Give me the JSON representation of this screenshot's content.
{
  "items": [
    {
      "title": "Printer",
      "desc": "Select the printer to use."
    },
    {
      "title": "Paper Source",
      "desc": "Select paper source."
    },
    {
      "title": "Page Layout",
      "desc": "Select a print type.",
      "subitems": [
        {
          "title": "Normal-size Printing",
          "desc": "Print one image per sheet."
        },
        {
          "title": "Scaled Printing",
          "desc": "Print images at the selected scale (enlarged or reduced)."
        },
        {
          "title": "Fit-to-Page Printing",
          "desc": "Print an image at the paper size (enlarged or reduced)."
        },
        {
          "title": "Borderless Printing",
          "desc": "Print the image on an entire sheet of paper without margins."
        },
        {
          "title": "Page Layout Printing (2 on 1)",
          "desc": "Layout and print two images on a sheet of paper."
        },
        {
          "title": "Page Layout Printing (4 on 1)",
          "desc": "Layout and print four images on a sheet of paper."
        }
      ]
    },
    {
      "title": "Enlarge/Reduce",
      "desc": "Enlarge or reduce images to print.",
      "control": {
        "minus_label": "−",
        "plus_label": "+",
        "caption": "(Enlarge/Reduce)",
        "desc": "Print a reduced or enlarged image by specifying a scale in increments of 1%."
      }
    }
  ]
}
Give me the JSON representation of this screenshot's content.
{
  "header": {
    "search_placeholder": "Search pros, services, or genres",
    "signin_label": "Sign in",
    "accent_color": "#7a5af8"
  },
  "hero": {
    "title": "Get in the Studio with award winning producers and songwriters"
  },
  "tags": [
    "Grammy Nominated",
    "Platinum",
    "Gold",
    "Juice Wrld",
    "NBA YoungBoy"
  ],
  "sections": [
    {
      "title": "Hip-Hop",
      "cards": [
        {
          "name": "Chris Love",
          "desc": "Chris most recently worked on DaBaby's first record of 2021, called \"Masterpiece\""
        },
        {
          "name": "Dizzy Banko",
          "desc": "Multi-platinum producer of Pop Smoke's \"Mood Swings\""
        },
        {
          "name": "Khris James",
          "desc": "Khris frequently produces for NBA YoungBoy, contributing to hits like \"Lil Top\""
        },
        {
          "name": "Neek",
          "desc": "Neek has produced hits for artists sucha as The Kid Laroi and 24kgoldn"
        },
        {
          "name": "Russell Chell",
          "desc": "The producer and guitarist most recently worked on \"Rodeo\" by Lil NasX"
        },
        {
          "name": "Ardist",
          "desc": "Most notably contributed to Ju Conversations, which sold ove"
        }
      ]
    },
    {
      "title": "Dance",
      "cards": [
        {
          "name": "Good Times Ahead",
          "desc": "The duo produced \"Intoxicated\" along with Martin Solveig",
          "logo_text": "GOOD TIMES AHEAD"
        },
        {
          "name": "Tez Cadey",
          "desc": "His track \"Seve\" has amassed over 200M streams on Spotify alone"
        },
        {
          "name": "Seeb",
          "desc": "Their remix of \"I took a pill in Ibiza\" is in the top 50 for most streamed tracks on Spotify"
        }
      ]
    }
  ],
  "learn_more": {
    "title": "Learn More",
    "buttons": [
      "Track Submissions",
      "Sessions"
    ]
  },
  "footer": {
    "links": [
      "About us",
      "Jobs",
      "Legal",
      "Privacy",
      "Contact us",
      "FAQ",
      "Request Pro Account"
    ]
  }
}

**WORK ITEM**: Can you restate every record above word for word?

**RESPONSE TO THIS TASK**:
Give me the JSON representation of this screenshot's content.
{
  "items": [
    {
      "title": "Printer",
      "desc": "Select the printer to use."
    },
    {
      "title": "Paper Source",
      "desc": "Select paper source."
    },
    {
      "title": "Page Layout",
      "desc": "Select a print type.",
      "subitems": [
        {
          "title": "Normal-size Printing",
          "desc": "Print one image per sheet."
        },
        {
          "title": "Scaled Printing",
          "desc": "Print images at the selected scale (enlarged or reduced)."
        },
        {
          "title": "Fit-to-Page Printing",
          "desc": "Print an image at the paper size (enlarged or reduced)."
        },
        {
          "title": "Borderless Printing",
          "desc": "Print the image on an entire sheet of paper without margins."
        },
        {
          "title": "Page Layout Printing (2 on 1)",
          "desc": "Layout and print two images on a sheet of paper."
        },
        {
          "title": "Page Layout Printing (4 on 1)",
          "desc": "Layout and print four images on a sheet of paper."
        }
      ]
    },
    {
      "title": "Enlarge/Reduce",
      "desc": "Enlarge or reduce images to print.",
      "control": {
        "minus_label": "−",
        "plus_label": "+",
        "caption": "(Enlarge/Reduce)",
        "desc": "Print a reduced or enlarged image by specifying a scale in increments of 1%."
      }
    }
  ]
}
Give me the JSON representation of this screenshot's content.
{
  "header": {
    "search_placeholder": "Search pros, services, or genres",
    "signin_label": "Sign in",
    "accent_color": "#7a5af8"
  },
  "hero": {
    "title": "Get in the Studio with award winning producers and songwriters"
  },
  "tags": [
    "Grammy Nominated",
    "Platinum",
    "Gold",
    "Juice Wrld",
    "NBA YoungBoy"
  ],
  "sections": [
    {
      "title": "Hip-Hop",
      "cards": [
        {
          "name": "Chris Love",
          "desc": "Chris most recently worked on DaBaby's first record of 2021, called \"Masterpiece\""
        },
        {
          "name": "Dizzy Banko",
          "desc": "Multi-platinum producer of Pop Smoke's \"Mood Swings\""
        },
        {
          "name": "Khris James",
          "desc": "Khris frequently produces for NBA YoungBoy, contributing to hits like \"Lil Top\""
        },
        {
          "name": "Neek",
          "desc": "Neek has produced hits for artists sucha as The Kid Laroi and 24kgoldn"
        },
        {
          "name": "Russell Chell",
          "desc": "The producer and guitarist most recently worked on \"Rodeo\" by Lil NasX"
        },
        {
          "name": "Ardist",
          "desc": "Most notably contributed to Ju Conversations, which sold ove"
        }
      ]
    },
    {
      "title": "Dance",
      "cards": [
        {
          "name": "Good Times Ahead",
          "desc": "The duo produced \"Intoxicated\" along with Martin Solveig",
          "logo_text": "GOOD TIMES AHEAD"
        },
        {
          "name": "Tez Cadey",
          "desc": "His track \"Seve\" has amassed over 200M streams on Spotify alone"
        },
        {
          "name": "Seeb",
          "desc": "Their remix of \"I took a pill in Ibiza\" is in the top 50 for most streamed tracks on Spotify"
        }
      ]
    }
  ],
  "learn_more": {
    "title": "Learn More",
    "buttons": [
      "Track Submissions",
      "Sessions"
    ]
  },
  "footer": {
    "links": [
      "About us",
      "Jobs",
      "Legal",
      "Privacy",
      "Contact us",
      "FAQ",
      "Request Pro Account"
    ]
  }
}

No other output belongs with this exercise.